I'd give you the bug number, but I'm too lazy to look it up now. But, the 770 supports 802.11x with WSA, and supports WEP without 802.11x, but does not support 802.11x with WEP. It's an unusual configuration for a wifi network, and I don't know why our data security and telecom folks decided to use it, but the 770 doesn't support it, and I'm not the only one who is having trouble.

There's a ton of software for the Nokia, but it's not a Microsoft product, so you're definately not going to get exchange functionality. But I'd hardly blame the Nokia for not being able to connect to some proprietary network service.

It's not about blame. I'm not blaming anyone. I'm just comparing 2 products based on my (and the typical corporate user's) needs. It's really not the Nokia's fault that it doesn't integrate well with Exchange, but it still doesn't integrate well with Exchange. So, the WM5 device is a better fit for a corporate Exchange user.

Oh, and as far as software, is there much more than is listed on this page?

http://maemo.org/maemowiki/ApplicationCatalog2006

Otherwise, I wouldn't call that a "ton of software."

If your Windows CE PDA is doing better at being a terminal than the Nokia 770, either you are doing something really, really wrong or you have a bad unit.

Well, the Nokia can't do RDP (at least not very well, no text input, etc.) so I can't log into the Windows servers in my server room. (If I had a choice they WOULD NOT run Windows, but some of the software our business needs dictate can only be run on Windows.)

Also, while the screen on the 770 makes the SSH session nicer because I can do a full-sized terminal, the lack of a real keyboard makes things very difficult for me. I can't type very quickly with the stylus-based keyboard, or the on screen thumb-board. A HW keyboard is a SERIOUS asset.

Believe me, I REALLY REALLY tried to like the Maemo device. I am, and always will be, a Unix geek. But the system just didn't work as well as I was hoping.

I also REALLY REALLY tried not to like the WM5 device, because I really don't like Microsoft very much. But, after owning and using Psions (way back in the day), Palms, Symbian smartphones, the Maemo based 770, and my HTC Apache, WM5 wins on overall functionality and suitability for my day-to-day-tasks.

Again.. To each his own.
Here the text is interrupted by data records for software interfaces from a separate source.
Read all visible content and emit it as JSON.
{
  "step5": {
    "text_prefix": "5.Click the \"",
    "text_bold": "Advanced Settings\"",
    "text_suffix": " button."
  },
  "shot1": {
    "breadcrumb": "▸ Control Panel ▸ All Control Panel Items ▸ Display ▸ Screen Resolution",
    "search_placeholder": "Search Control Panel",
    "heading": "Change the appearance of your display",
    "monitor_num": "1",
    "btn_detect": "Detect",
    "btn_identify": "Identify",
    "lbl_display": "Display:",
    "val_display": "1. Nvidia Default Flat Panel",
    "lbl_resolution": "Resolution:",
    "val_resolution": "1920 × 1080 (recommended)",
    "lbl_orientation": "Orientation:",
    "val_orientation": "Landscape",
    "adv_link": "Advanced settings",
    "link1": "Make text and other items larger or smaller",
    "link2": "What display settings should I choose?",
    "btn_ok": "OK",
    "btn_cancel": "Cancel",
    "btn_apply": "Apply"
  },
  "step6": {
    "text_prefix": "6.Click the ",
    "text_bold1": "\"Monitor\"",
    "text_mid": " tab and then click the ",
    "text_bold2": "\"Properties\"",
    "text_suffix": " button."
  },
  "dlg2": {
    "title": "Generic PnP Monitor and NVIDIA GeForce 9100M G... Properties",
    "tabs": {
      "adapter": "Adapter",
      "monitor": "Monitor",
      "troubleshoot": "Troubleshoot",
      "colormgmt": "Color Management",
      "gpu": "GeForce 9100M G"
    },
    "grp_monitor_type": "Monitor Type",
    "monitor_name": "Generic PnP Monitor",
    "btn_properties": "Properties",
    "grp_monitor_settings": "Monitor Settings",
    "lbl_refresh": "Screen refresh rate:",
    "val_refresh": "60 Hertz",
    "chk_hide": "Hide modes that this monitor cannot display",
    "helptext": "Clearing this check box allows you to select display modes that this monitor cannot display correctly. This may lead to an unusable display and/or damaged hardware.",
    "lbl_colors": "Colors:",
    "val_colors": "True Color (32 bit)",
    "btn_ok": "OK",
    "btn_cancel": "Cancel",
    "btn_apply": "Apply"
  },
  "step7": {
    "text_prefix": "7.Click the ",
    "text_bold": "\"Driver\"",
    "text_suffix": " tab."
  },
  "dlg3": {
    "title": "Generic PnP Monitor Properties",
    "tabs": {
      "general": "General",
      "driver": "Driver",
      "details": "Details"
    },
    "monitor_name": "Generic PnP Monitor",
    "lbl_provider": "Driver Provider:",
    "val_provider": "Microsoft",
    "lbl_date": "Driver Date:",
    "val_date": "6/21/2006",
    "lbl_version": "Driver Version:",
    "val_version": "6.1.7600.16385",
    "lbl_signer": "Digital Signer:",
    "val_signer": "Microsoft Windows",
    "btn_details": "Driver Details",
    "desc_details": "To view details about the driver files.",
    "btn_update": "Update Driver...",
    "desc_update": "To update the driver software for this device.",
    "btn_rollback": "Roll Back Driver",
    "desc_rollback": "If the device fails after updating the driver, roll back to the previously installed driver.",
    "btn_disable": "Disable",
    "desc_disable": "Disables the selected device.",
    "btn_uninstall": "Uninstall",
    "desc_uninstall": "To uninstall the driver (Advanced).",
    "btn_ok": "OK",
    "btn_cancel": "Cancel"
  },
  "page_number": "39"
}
If you like your 770 best, then by all means use it. But, I can say for certain that not EVERYONE will agree.

Reply Parent Score: 3